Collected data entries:
○ ○ ○ ○ ○
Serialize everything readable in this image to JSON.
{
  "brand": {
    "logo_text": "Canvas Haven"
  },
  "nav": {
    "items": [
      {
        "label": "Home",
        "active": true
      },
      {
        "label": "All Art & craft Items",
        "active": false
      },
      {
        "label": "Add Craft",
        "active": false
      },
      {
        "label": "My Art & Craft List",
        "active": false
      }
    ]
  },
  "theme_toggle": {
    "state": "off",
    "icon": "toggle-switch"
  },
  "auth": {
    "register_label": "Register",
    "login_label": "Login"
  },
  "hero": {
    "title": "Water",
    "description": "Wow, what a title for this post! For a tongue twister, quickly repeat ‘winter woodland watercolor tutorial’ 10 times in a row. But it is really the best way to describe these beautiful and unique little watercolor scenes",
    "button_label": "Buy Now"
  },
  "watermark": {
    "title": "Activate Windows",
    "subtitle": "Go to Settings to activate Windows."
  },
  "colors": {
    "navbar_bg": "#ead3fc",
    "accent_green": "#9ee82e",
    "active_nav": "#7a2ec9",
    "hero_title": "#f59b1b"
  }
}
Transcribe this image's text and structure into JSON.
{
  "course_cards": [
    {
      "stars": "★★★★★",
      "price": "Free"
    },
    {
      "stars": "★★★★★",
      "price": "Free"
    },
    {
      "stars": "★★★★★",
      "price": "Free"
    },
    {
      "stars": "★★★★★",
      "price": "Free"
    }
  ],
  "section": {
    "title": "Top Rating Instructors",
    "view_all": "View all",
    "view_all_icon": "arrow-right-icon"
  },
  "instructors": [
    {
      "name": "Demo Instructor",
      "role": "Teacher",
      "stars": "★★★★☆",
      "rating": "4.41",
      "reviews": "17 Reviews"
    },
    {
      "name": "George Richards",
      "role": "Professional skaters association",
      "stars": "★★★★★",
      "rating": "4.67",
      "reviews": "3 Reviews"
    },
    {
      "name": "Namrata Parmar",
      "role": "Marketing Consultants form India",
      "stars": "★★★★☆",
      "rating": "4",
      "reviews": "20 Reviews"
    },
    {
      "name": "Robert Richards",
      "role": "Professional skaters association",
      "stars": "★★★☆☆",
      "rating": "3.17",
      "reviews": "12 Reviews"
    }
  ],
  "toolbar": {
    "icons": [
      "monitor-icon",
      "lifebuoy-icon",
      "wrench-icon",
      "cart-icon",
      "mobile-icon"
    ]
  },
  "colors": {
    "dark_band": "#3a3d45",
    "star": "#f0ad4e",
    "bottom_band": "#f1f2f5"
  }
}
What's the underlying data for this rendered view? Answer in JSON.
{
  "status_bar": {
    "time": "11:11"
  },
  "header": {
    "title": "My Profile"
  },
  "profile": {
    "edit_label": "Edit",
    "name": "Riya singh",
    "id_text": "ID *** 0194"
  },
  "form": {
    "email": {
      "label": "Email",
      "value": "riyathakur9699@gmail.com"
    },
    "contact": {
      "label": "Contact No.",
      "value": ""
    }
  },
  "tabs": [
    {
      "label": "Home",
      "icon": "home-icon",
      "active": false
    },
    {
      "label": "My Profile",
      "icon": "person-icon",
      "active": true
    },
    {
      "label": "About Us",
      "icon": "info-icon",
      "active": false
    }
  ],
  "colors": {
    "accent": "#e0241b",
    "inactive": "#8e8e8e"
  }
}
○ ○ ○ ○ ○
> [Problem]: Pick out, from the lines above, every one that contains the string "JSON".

> [Solution to this problem]:
Serialize everything readable in this image to JSON.
Transcribe this image's text and structure into JSON.
What's the underlying data for this rendered view? Answer in JSON.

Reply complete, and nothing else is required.